* [Exercise aim]
An exact copy of every entry below is needed.

*** Data records Section Begins ***

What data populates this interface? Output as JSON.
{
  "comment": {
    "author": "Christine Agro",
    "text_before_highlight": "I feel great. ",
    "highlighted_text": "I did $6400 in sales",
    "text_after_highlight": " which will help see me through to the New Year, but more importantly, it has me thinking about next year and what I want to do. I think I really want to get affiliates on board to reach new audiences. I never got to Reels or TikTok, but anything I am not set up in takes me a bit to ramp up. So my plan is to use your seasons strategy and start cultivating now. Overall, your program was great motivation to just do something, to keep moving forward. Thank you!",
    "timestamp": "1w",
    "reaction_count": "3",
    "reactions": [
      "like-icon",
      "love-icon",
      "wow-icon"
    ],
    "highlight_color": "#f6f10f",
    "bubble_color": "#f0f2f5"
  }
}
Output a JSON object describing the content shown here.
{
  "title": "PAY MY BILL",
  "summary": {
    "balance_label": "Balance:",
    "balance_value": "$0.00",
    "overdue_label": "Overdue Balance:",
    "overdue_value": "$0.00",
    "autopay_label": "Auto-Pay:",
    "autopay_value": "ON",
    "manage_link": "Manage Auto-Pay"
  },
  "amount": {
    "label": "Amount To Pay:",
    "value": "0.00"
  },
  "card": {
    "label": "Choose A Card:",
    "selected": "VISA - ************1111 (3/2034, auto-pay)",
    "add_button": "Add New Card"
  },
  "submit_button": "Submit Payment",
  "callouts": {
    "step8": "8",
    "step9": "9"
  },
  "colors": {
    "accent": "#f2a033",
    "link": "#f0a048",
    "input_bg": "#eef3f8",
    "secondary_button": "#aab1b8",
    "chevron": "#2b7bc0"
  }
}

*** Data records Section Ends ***

* [Answer to this task]
What data populates this interface? Output as JSON.
{
  "comment": {
    "author": "Christine Agro",
    "text_before_highlight": "I feel great. ",
    "highlighted_text": "I did $6400 in sales",
    "text_after_highlight": " which will help see me through to the New Year, but more importantly, it has me thinking about next year and what I want to do. I think I really want to get affiliates on board to reach new audiences. I never got to Reels or TikTok, but anything I am not set up in takes me a bit to ramp up. So my plan is to use your seasons strategy and start cultivating now. Overall, your program was great motivation to just do something, to keep moving forward. Thank you!",
    "timestamp": "1w",
    "reaction_count": "3",
    "reactions": [
      "like-icon",
      "love-icon",
      "wow-icon"
    ],
    "highlight_color": "#f6f10f",
    "bubble_color": "#f0f2f5"
  }
}
Output a JSON object describing the content shown here.
{
  "title": "PAY MY BILL",
  "summary": {
    "balance_label": "Balance:",
    "balance_value": "$0.00",
    "overdue_label": "Overdue Balance:",
    "overdue_value": "$0.00",
    "autopay_label": "Auto-Pay:",
    "autopay_value": "ON",
    "manage_link": "Manage Auto-Pay"
  },
  "amount": {
    "label": "Amount To Pay:",
    "value": "0.00"
  },
  "card": {
    "label": "Choose A Card:",
    "selected": "VISA - ************1111 (3/2034, auto-pay)",
    "add_button": "Add New Card"
  },
  "submit_button": "Submit Payment",
  "callouts": {
    "step8": "8",
    "step9": "9"
  },
  "colors": {
    "accent": "#f2a033",
    "link": "#f0a048",
    "input_bg": "#eef3f8",
    "secondary_button": "#aab1b8",
    "chevron": "#2b7bc0"
  }
}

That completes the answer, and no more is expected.